- There will be a comprehensive legal process so that any asylum, human rights claims or other protection matters are considered together before appeal hearings. (The government intention is to speed up the legal process. This should not come as a surprise to immigration solicitors who have received a lot of criticism for using the law to its full advantage to help asylum seekers. Thus, the government response is to try to change the law).
- When considering release from immigration detention additional considerations will apply, namely, the decision-maker will have to assess whether the person has failed without reasonable excuse to cooperate with the Home Office.
- The government will have the power to delay or suspend visa processing for applicants from countries the UK government deem uncooperative with removals. (This is presumably intended to focus the minds of third-party countries but may not work if third party countries are content to ignore ‘tit for tat’ policies and live with delayed visa processing times for their own citizens entering the UK rather than agree to accept UK removals).
- A new one-stop legal process is proposed so that asylum, human rights claims and any other protection matters are made and considered together before appeal hearings.
- There is to be a two-stage standard of proof in asylum cases.

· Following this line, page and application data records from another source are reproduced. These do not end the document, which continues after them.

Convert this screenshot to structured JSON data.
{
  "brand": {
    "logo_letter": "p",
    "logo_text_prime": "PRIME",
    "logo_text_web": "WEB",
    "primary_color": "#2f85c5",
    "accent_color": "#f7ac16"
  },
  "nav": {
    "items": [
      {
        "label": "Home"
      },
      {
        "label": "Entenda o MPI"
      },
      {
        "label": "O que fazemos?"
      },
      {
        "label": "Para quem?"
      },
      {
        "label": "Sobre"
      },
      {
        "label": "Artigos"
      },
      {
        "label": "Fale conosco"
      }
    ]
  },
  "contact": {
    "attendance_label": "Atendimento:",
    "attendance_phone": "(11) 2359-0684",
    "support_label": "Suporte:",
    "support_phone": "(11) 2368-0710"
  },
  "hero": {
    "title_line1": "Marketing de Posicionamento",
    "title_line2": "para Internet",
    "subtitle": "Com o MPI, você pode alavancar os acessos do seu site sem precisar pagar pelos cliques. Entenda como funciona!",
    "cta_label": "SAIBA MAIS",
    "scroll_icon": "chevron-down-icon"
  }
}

Historical matters (such as whether an asylum seeker was tortured in their home country) will be determined on the balance of probabilities standard and future risk (such as risk of persecution if returned) on the reasonable degree of likelihood test. (This could be very confusing and immigrationsolicitors are already anticipating the court litigation over the meaning of a two-stage test).

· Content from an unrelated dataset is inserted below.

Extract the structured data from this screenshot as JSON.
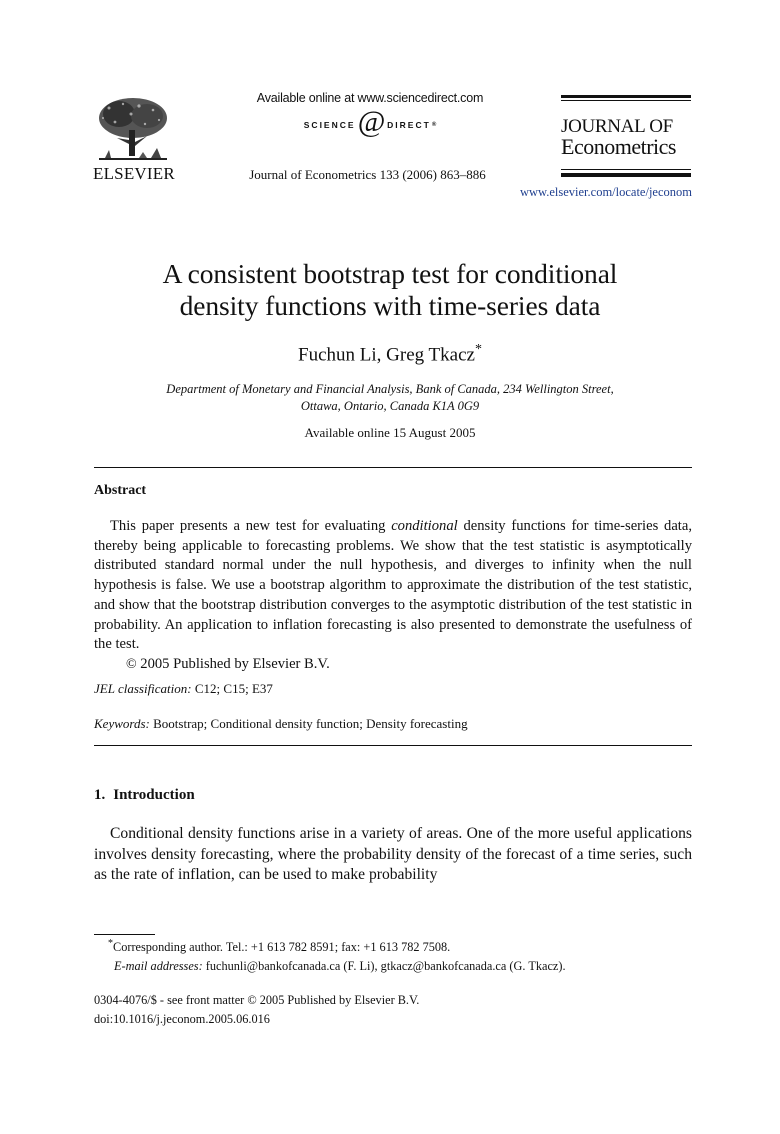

- The Home Office will be able to remove asylum seekers from the UK while their asylum claims or their asylum appeal is still pending. (Every day it seems that the media mentions a new continent or country as a potential ‘holding area’ for UK asylum seekers but many immigration solicitors see numerous complexities with offshore asylum processing, not least human rights issues).

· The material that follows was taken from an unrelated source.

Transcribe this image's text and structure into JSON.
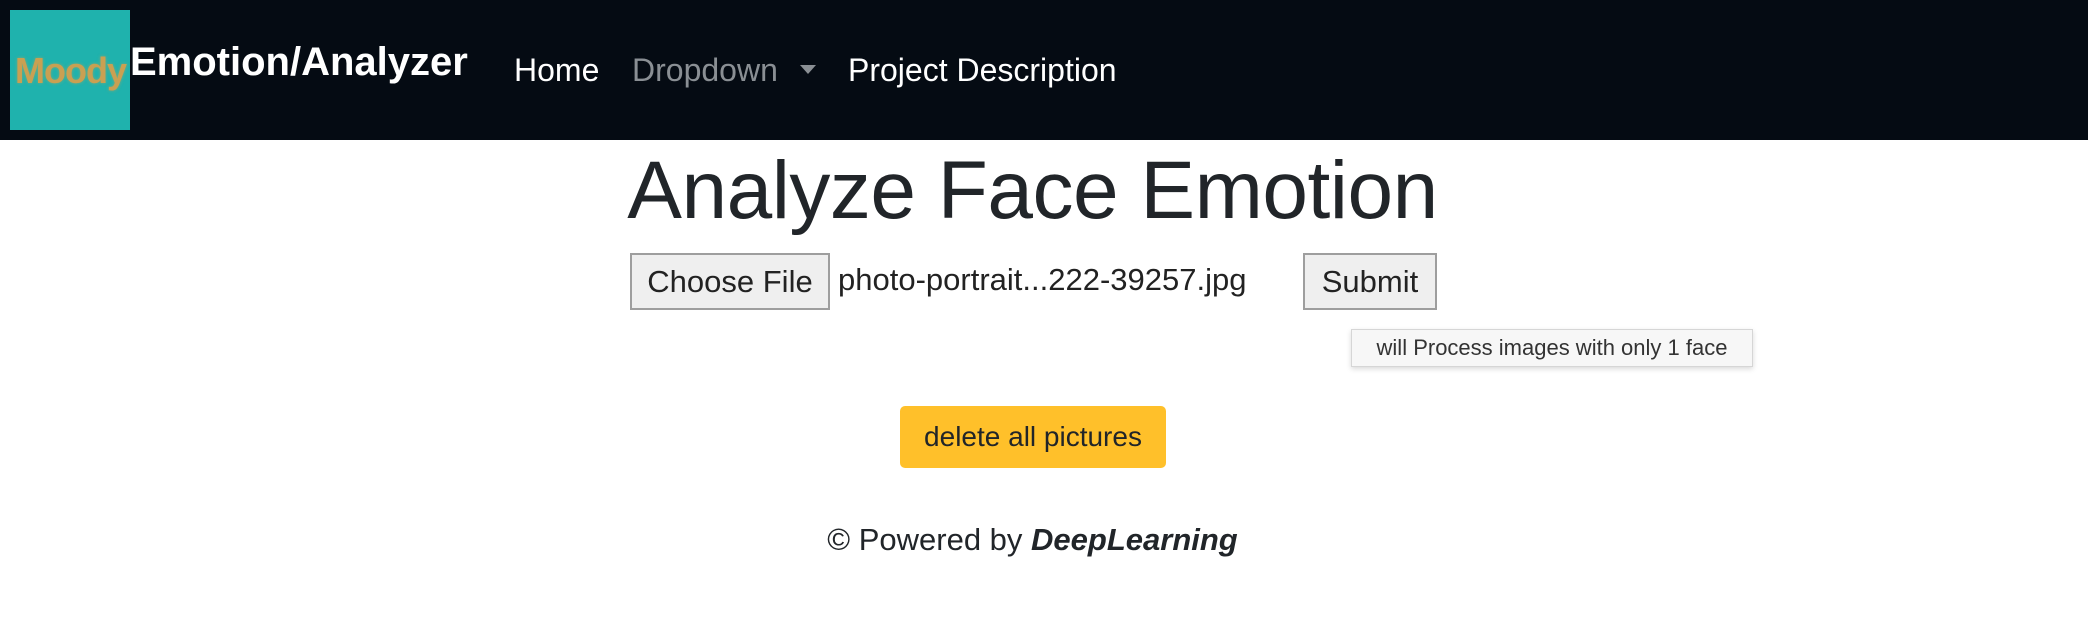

- The asylum claim process will be more rigorous and the example is given of adult asylum seekers claiming to be children being faced with more focussed age assessment.
- The asylum appeals process will be speeded up to improve removal times. There will be the introduction of priority removal notices imposed on those liable to removal or deportation. This notice results in an appeal being heard by the Upper Tribunal rather than going to the First-Tier Tribunal for the appeal hearing.
- Criminal penalties will increase. The maximum penalty for people smugglers will be a life sentence. For those attempting to enter the UK illegally the penalty for illegal entry will be raised from six months to up to four years imprisonment.
Are the asylum changes inhumane or fair but firm?
The government says that The Nationality and Borders Bill is the key to fix the broken asylum system and to transform a system that isn’t fit for purpose to a firm but fair asylum process. Most immigration commenters say the government proposals work on the presupposition that a person seeking asylum in the UK has a genuine choice between waiting to make an asylum claim or attempting illegal entry into the UK and then claiming asylum. That’s because whilst the former is technically possible it is not the reality for many languishing in overseas camps. What is certain is that whether the asylum changes are inhumane or just firm, UK immigration solicitors will continue to advocate for the most vulnerable in UK society and , in light of the proposed asylum changes it seems apparent that asylum seekers will remain one of the most vulnerable sectors in UK society.
UK Online and London Based Immigration Solicitors